START INFORMATION PROVIDED
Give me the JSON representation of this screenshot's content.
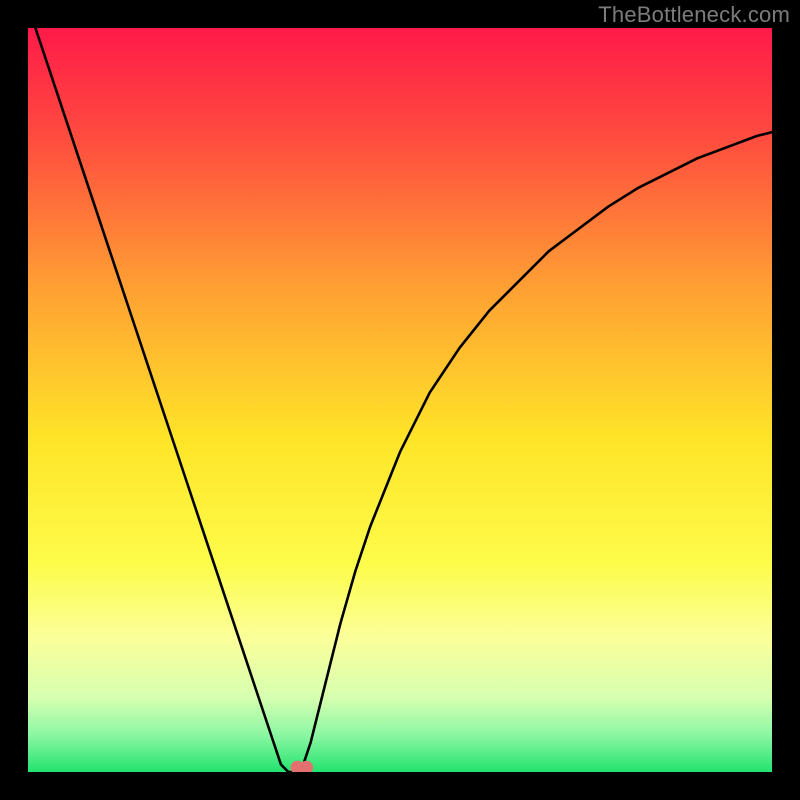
{
  "watermark": "TheBottleneck.com",
  "chart_data": {
    "type": "line",
    "title": "",
    "xlabel": "",
    "ylabel": "",
    "xlim": [
      0,
      100
    ],
    "ylim": [
      0,
      100
    ],
    "grid": false,
    "legend": false,
    "background": {
      "kind": "vertical-gradient",
      "stops": [
        {
          "offset": 0.0,
          "color": "#ff1a49"
        },
        {
          "offset": 0.15,
          "color": "#ff4d3f"
        },
        {
          "offset": 0.35,
          "color": "#ffa033"
        },
        {
          "offset": 0.55,
          "color": "#ffe428"
        },
        {
          "offset": 0.72,
          "color": "#fdfc4a"
        },
        {
          "offset": 0.82,
          "color": "#fbff9a"
        },
        {
          "offset": 0.9,
          "color": "#d6ffb0"
        },
        {
          "offset": 0.95,
          "color": "#8cf7a3"
        },
        {
          "offset": 1.0,
          "color": "#22e36e"
        }
      ]
    },
    "series": [
      {
        "name": "bottleneck-curve",
        "color": "#000000",
        "stroke_width": 2.6,
        "x": [
          1,
          3,
          5,
          7,
          9,
          11,
          13,
          15,
          17,
          19,
          21,
          23,
          25,
          27,
          29,
          31,
          33,
          34,
          35,
          36,
          37,
          38,
          40,
          42,
          44,
          46,
          48,
          50,
          54,
          58,
          62,
          66,
          70,
          74,
          78,
          82,
          86,
          90,
          94,
          98,
          100
        ],
        "y": [
          100,
          94,
          88,
          82,
          76,
          70,
          64,
          58,
          52,
          46,
          40,
          34,
          28,
          22,
          16,
          10,
          4,
          1,
          0,
          0,
          1,
          4,
          12,
          20,
          27,
          33,
          38,
          43,
          51,
          57,
          62,
          66,
          70,
          73,
          76,
          78.5,
          80.5,
          82.5,
          84,
          85.5,
          86
        ]
      }
    ],
    "markers": [
      {
        "name": "marker-dot",
        "x": 36.2,
        "y": 0.6,
        "color": "#e36f6f",
        "radius": 6.8
      },
      {
        "name": "marker-dot",
        "x": 37.4,
        "y": 0.6,
        "color": "#e36f6f",
        "radius": 6.8
      }
    ]
  }
}
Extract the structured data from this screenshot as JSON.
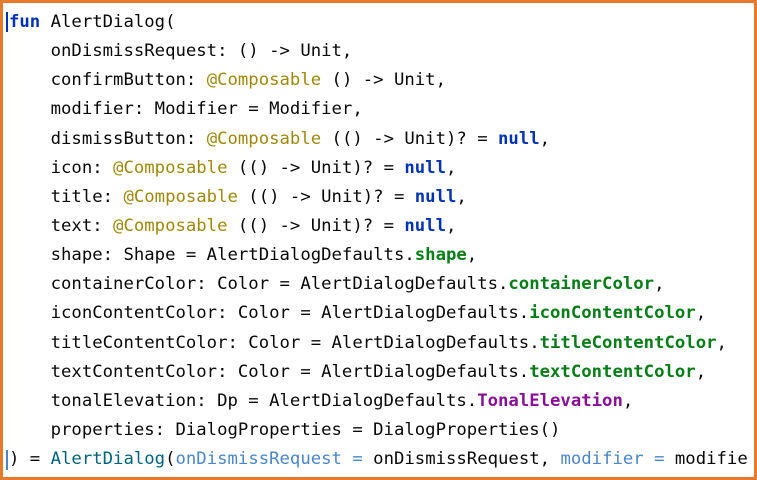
{
  "editor": {
    "lines": [
      [
        {
          "t": "fun",
          "c": "kw"
        },
        {
          "t": " AlertDialog(",
          "c": ""
        }
      ],
      [
        {
          "t": "    onDismissRequest: () -> Unit,",
          "c": ""
        }
      ],
      [
        {
          "t": "    confirmButton: ",
          "c": ""
        },
        {
          "t": "@Composable",
          "c": "ann"
        },
        {
          "t": " () -> Unit,",
          "c": ""
        }
      ],
      [
        {
          "t": "    modifier: Modifier = Modifier,",
          "c": ""
        }
      ],
      [
        {
          "t": "    dismissButton: ",
          "c": ""
        },
        {
          "t": "@Composable",
          "c": "ann"
        },
        {
          "t": " (() -> Unit)? = ",
          "c": ""
        },
        {
          "t": "null",
          "c": "kw"
        },
        {
          "t": ",",
          "c": ""
        }
      ],
      [
        {
          "t": "    icon: ",
          "c": ""
        },
        {
          "t": "@Composable",
          "c": "ann"
        },
        {
          "t": " (() -> Unit)? = ",
          "c": ""
        },
        {
          "t": "null",
          "c": "kw"
        },
        {
          "t": ",",
          "c": ""
        }
      ],
      [
        {
          "t": "    title: ",
          "c": ""
        },
        {
          "t": "@Composable",
          "c": "ann"
        },
        {
          "t": " (() -> Unit)? = ",
          "c": ""
        },
        {
          "t": "null",
          "c": "kw"
        },
        {
          "t": ",",
          "c": ""
        }
      ],
      [
        {
          "t": "    text: ",
          "c": ""
        },
        {
          "t": "@Composable",
          "c": "ann"
        },
        {
          "t": " (() -> Unit)? = ",
          "c": ""
        },
        {
          "t": "null",
          "c": "kw"
        },
        {
          "t": ",",
          "c": ""
        }
      ],
      [
        {
          "t": "    shape: Shape = AlertDialogDefaults.",
          "c": ""
        },
        {
          "t": "shape",
          "c": "prop"
        },
        {
          "t": ",",
          "c": ""
        }
      ],
      [
        {
          "t": "    containerColor: Color = AlertDialogDefaults.",
          "c": ""
        },
        {
          "t": "containerColor",
          "c": "prop"
        },
        {
          "t": ",",
          "c": ""
        }
      ],
      [
        {
          "t": "    iconContentColor: Color = AlertDialogDefaults.",
          "c": ""
        },
        {
          "t": "iconContentColor",
          "c": "prop"
        },
        {
          "t": ",",
          "c": ""
        }
      ],
      [
        {
          "t": "    titleContentColor: Color = AlertDialogDefaults.",
          "c": ""
        },
        {
          "t": "titleContentColor",
          "c": "prop"
        },
        {
          "t": ",",
          "c": ""
        }
      ],
      [
        {
          "t": "    textContentColor: Color = AlertDialogDefaults.",
          "c": ""
        },
        {
          "t": "textContentColor",
          "c": "prop"
        },
        {
          "t": ",",
          "c": ""
        }
      ],
      [
        {
          "t": "    tonalElevation: Dp = AlertDialogDefaults.",
          "c": ""
        },
        {
          "t": "TonalElevation",
          "c": "const"
        },
        {
          "t": ",",
          "c": ""
        }
      ],
      [
        {
          "t": "    properties: DialogProperties = DialogProperties()",
          "c": ""
        }
      ],
      [
        {
          "t": ") = ",
          "c": ""
        },
        {
          "t": "AlertDialog",
          "c": "fn"
        },
        {
          "t": "(",
          "c": ""
        },
        {
          "t": "onDismissRequest =",
          "c": "named"
        },
        {
          "t": " onDismissRequest, ",
          "c": ""
        },
        {
          "t": "modifier =",
          "c": "named"
        },
        {
          "t": " modifie",
          "c": ""
        }
      ]
    ]
  },
  "colors": {
    "border": "#e8782a",
    "background": "#ffffff",
    "keyword": "#0033b3",
    "annotation": "#9e880d",
    "property": "#067d17",
    "constant": "#871094",
    "function": "#00627a",
    "named_argument": "#4a86c8"
  }
}
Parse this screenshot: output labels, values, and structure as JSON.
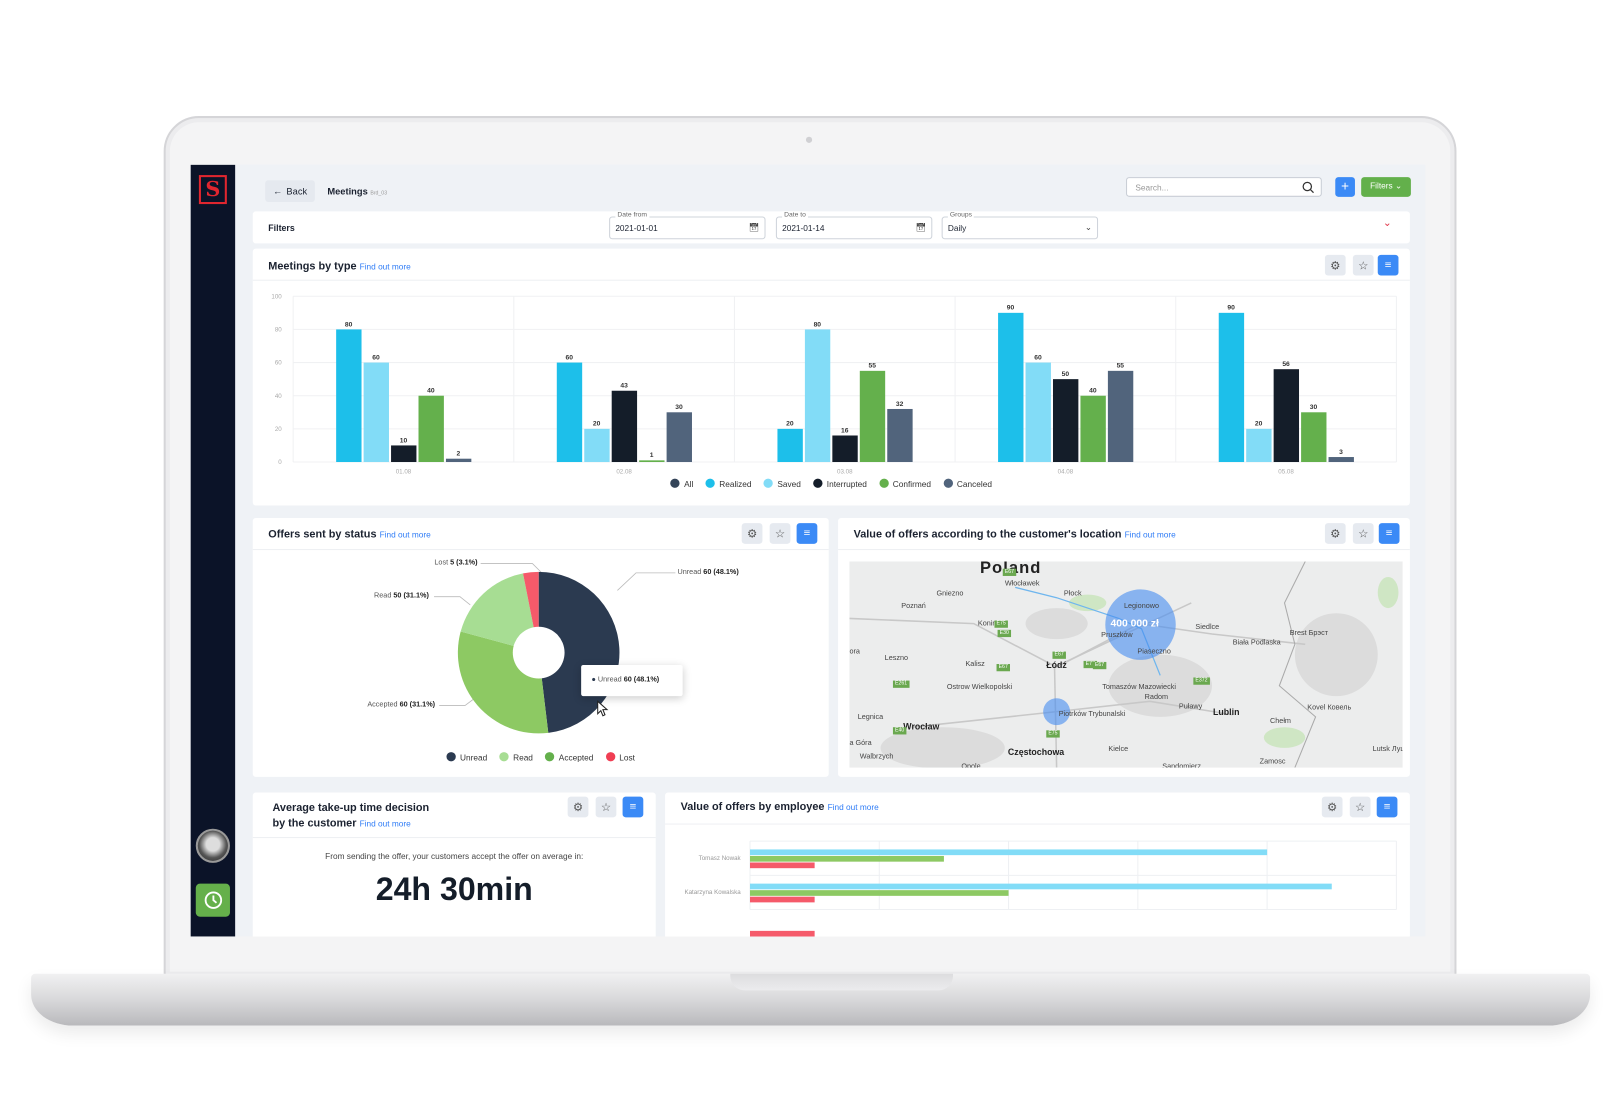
{
  "header": {
    "back_label": "Back",
    "title": "Meetings",
    "title_code": "Brd_03",
    "search_placeholder": "Search...",
    "add_label": "+",
    "filters_label": "Filters"
  },
  "filters": {
    "label": "Filters",
    "date_from": {
      "label": "Date from",
      "value": "2021-01-01"
    },
    "date_to": {
      "label": "Date to",
      "value": "2021-01-14"
    },
    "groups": {
      "label": "Groups",
      "value": "Daily"
    }
  },
  "find_out_more": "Find out more",
  "meetings": {
    "title": "Meetings by type"
  },
  "offers": {
    "title": "Offers sent by status",
    "tooltip": {
      "name": "Unread",
      "value": "60 (48.1%)"
    }
  },
  "map": {
    "title": "Value of offers according to the customer's location",
    "country": "Poland",
    "bubble_label": "400 000 zł",
    "cities": [
      "Włocławek",
      "Płock",
      "Gniezno",
      "Poznań",
      "Konin",
      "Legionowo",
      "Pruszków",
      "Piaseczno",
      "Siedlce",
      "Biała Podlaska",
      "Brest Брэст",
      "Leszno",
      "Kalisz",
      "Łódź",
      "Ostrow Wielkopolski",
      "Tomaszów Mazowiecki",
      "Radom",
      "Puławy",
      "Lublin",
      "Chełm",
      "Kovel Ковель",
      "Legnica",
      "Wrocław",
      "Piotrków Trybunalski",
      "Kielce",
      "Częstochowa",
      "Zamosc",
      "Walbrzych",
      "Lutsk Луцьк",
      "a Góra",
      "ora",
      "Opole",
      "Sandomierz"
    ],
    "roads": [
      "E67",
      "E75",
      "E30",
      "E261",
      "E67",
      "E77",
      "E372",
      "E67",
      "E40",
      "E75",
      "E67"
    ]
  },
  "avg": {
    "title_line1": "Average take-up time decision",
    "title_line2": "by the customer",
    "text": "From sending the offer, your customers accept the offer on average in:",
    "value": "24h 30min"
  },
  "employee": {
    "title": "Value of offers by employee"
  },
  "colors": {
    "accent": "#3b8af6",
    "green": "#63b04b",
    "sidebar": "#0b1328"
  },
  "chart_data": [
    {
      "type": "bar",
      "title": "Meetings by type",
      "categories": [
        "01.08",
        "02.08",
        "03.08",
        "04.08",
        "05.08"
      ],
      "ylim": [
        0,
        100
      ],
      "yticks": [
        0,
        20,
        40,
        60,
        80,
        100
      ],
      "grid": true,
      "legend": "bottom",
      "legend_entries": [
        {
          "name": "All",
          "color": "#344459"
        },
        {
          "name": "Realized",
          "color": "#1dbfea"
        },
        {
          "name": "Saved",
          "color": "#82dcf7"
        },
        {
          "name": "Interrupted",
          "color": "#141d29"
        },
        {
          "name": "Confirmed",
          "color": "#64b04c"
        },
        {
          "name": "Canceled",
          "color": "#51647c"
        }
      ],
      "series": [
        {
          "name": "Realized",
          "color": "#1dbfea",
          "values": [
            80,
            60,
            20,
            90,
            90
          ]
        },
        {
          "name": "Saved",
          "color": "#82dcf7",
          "values": [
            60,
            20,
            80,
            60,
            20
          ]
        },
        {
          "name": "Interrupted",
          "color": "#141d29",
          "values": [
            10,
            43,
            16,
            50,
            56
          ]
        },
        {
          "name": "Confirmed",
          "color": "#64b04c",
          "values": [
            40,
            1,
            55,
            40,
            30
          ]
        },
        {
          "name": "Canceled",
          "color": "#51647c",
          "values": [
            2,
            30,
            32,
            55,
            3
          ]
        }
      ]
    },
    {
      "type": "pie",
      "title": "Offers sent by status",
      "donut": true,
      "legend": "bottom",
      "slices": [
        {
          "name": "Unread",
          "value": 60,
          "percent": 48.1,
          "label": "60 (48.1%)",
          "color": "#2b3a50"
        },
        {
          "name": "Accepted",
          "value": 60,
          "percent": 31.1,
          "label": "60 (31.1%)",
          "color": "#8dc963"
        },
        {
          "name": "Read",
          "value": 50,
          "percent": 31.1,
          "label": "50 (31.1%)",
          "color": "#a7dd93"
        },
        {
          "name": "Lost",
          "value": 5,
          "percent": 3.1,
          "label": "5 (3.1%)",
          "color": "#f55a6a"
        }
      ],
      "legend_entries": [
        {
          "name": "Unread",
          "color": "#2b3a50"
        },
        {
          "name": "Read",
          "color": "#a7dd93"
        },
        {
          "name": "Accepted",
          "color": "#64b04c"
        },
        {
          "name": "Lost",
          "color": "#f03e53"
        }
      ]
    },
    {
      "type": "bar",
      "orientation": "horizontal",
      "title": "Value of offers by employee",
      "xlim": [
        0,
        100
      ],
      "grid": true,
      "categories": [
        "Tomasz Nowak",
        "Katarzyna Kowalska",
        ""
      ],
      "series": [
        {
          "color": "#82dcf7",
          "values": [
            80,
            90,
            null
          ]
        },
        {
          "color": "#8dc963",
          "values": [
            30,
            40,
            null
          ]
        },
        {
          "color": "#f55a6a",
          "values": [
            10,
            10,
            10
          ]
        }
      ]
    }
  ]
}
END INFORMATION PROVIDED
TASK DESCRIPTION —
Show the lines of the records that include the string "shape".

TASK RESULT —
          "t": "    shape: Shape = AlertDialogDefaults.",
          "t": "shape",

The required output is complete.